The tomato tart with Vidalia onion and crust flakier than a southern debutante was the best I’d ever had, which was followed by delicious Georgia white shrimp, sweet tea chicken wings and skirt steak. (“This dish is my daddy and me cooking outside together.”)
Breakfast dishes define decadence with items like pecan-crusted French toast, country ham pancakes and eggs Benedict served on a buttermilk biscuit with tomato jam and blueberries. Every dish I had here was memorably delicious, made even more special when served with the passion of the chef behind it all.
On my first trip to San Francisco we attended “Beach Blanket Babylon.” I never forgot how funny it was.
Fast forward almost 30 years, and this popular musical revue is going strong, and while songs and topics have changed with the times, it’s still spill-your-drink funny.
The script constantly changes to incorporate new pop culture references with appearances by characters playing Oprah, Donald Trump, Caitlyn Jenner, Princess Leia and Kim Kardashian with her Champagne-glass-balancing derriere.

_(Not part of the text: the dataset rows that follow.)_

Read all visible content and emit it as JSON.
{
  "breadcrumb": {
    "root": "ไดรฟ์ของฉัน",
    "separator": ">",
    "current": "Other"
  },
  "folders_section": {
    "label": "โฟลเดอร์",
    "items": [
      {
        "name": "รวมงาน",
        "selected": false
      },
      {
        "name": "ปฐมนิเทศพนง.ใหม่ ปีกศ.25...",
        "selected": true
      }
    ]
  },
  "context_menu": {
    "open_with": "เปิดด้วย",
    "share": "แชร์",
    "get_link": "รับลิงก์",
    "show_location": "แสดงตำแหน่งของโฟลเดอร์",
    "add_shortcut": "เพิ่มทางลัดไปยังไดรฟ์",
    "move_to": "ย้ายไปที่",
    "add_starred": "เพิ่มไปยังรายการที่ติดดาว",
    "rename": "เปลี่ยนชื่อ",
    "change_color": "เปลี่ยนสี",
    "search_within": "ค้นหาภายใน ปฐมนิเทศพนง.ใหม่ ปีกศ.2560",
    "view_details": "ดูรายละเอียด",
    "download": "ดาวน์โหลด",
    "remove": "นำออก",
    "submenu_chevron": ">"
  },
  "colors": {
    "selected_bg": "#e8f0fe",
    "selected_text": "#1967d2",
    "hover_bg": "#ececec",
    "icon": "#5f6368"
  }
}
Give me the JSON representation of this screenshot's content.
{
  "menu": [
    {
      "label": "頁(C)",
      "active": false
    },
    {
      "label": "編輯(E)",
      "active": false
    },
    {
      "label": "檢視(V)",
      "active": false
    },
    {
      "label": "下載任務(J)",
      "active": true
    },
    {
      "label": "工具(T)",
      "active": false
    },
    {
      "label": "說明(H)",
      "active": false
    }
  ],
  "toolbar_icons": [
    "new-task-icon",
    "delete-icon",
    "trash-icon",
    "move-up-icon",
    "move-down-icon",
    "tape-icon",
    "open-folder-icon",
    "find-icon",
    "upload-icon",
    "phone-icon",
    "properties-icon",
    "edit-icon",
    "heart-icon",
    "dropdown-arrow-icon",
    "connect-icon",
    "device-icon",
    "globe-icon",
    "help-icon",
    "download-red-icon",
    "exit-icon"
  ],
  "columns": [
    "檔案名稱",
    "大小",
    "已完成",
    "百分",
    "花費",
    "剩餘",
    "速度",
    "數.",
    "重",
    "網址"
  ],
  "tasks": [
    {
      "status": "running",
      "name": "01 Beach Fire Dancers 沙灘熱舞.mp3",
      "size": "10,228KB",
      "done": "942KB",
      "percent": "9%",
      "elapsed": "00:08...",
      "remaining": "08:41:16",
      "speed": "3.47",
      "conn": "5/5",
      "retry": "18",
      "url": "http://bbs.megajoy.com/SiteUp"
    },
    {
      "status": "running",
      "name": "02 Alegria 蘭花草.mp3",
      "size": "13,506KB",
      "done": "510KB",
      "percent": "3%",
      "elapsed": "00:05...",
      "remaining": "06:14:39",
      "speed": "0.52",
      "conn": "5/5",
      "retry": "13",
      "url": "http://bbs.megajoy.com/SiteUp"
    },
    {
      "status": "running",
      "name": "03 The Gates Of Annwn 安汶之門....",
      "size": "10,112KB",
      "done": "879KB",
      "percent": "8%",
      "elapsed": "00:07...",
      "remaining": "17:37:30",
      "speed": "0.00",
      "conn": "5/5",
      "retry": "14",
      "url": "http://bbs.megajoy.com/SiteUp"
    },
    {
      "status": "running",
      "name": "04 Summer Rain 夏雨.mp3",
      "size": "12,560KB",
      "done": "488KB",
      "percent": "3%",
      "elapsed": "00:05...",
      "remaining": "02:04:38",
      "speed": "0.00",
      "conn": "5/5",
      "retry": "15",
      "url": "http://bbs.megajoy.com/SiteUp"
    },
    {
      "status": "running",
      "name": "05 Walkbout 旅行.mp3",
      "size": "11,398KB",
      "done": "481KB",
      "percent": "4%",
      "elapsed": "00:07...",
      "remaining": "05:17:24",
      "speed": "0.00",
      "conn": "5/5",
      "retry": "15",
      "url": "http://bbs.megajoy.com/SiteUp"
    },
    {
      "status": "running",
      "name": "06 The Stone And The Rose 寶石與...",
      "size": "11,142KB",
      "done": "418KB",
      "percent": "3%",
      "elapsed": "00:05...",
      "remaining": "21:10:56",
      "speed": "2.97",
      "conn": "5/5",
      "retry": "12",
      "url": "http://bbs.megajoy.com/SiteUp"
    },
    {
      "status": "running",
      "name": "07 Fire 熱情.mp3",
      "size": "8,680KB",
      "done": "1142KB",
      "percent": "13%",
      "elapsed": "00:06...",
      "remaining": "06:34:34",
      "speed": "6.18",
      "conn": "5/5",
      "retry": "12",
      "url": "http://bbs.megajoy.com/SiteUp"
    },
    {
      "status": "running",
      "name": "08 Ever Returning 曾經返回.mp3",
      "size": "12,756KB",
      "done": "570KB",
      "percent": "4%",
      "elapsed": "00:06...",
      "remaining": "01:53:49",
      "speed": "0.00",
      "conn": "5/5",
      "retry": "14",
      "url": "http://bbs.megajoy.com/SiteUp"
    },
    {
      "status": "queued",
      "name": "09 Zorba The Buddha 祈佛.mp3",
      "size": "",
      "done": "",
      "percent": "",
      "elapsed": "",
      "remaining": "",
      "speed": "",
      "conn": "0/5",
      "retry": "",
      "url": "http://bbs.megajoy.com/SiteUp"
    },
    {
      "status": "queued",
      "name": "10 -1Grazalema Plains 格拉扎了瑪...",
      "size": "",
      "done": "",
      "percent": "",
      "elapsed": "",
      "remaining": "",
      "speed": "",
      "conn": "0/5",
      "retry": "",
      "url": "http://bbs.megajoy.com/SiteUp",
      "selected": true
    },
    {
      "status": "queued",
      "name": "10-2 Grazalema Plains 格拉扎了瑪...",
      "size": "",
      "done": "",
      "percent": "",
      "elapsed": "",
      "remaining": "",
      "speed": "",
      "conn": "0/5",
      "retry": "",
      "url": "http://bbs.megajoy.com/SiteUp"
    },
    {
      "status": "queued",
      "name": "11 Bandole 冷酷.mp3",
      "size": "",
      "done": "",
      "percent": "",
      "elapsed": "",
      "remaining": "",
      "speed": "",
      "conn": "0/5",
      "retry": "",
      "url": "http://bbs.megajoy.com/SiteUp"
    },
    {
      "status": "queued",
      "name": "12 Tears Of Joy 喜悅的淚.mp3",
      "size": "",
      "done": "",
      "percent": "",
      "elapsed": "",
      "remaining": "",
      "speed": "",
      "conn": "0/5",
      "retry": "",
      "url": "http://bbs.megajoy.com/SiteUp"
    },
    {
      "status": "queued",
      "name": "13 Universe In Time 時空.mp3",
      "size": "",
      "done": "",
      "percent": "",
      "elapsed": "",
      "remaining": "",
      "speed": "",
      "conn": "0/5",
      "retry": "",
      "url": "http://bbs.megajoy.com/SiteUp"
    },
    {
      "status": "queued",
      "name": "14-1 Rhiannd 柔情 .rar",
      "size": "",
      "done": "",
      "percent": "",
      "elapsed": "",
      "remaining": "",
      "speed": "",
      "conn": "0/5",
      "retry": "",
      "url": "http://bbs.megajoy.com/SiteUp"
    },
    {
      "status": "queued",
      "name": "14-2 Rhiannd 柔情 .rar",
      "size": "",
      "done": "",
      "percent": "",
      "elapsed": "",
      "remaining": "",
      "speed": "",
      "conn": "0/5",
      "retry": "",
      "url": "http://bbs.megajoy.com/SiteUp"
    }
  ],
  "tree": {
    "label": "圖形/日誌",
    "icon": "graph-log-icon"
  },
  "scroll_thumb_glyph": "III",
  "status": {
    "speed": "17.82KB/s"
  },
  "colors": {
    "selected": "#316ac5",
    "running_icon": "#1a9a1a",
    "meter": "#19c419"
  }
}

The fast-paced production includes more costume changes than a Beyonce concert, towering hats bigger than my first dorm room and talented performers belting out hilarious lyrics to toe-tapping songs. You’ll leave feeling happier about life. And coveting that Chiquita banana hat. Or maybe that was just me.
“Just jump away from the platform and lower yourself slowly into the cave,” the guide said. Like that’s the easiest thing in the world. Caves kind of creep me out in the first place, so I was all on board with the slow part. But that meant I was entirely relying on my upper body strength, against my personal policy.
Harnessed and hardhatted, our group was at the start of a tour of the Cenote Maya Park in Cancun, led by Alltournative Tours. I held my breath, jumped and was thrilled to find myself not plunging into the dark cave below. I slowly let out the rope that took me gently down.
After that the rest of the afternoon was the type of adventure I could handle. We floated through the cool waters in the cenote, a sinkhole formed when limestone collapses to expose groundwater. We ducked under spectacular stalactite formations, lit up with the lamp of our guide Riaz. At one point, we stopped to gather around on a rock to witness a shaman perform an authentic Maya ceremony.
We went from below ground to far above the trees when we climbed towers to zipline through the forest, much easier for me than rappelling into a cave. Our day concluded with a delicious traditional Mexican lunch of soup, chicken, beans and empanadas.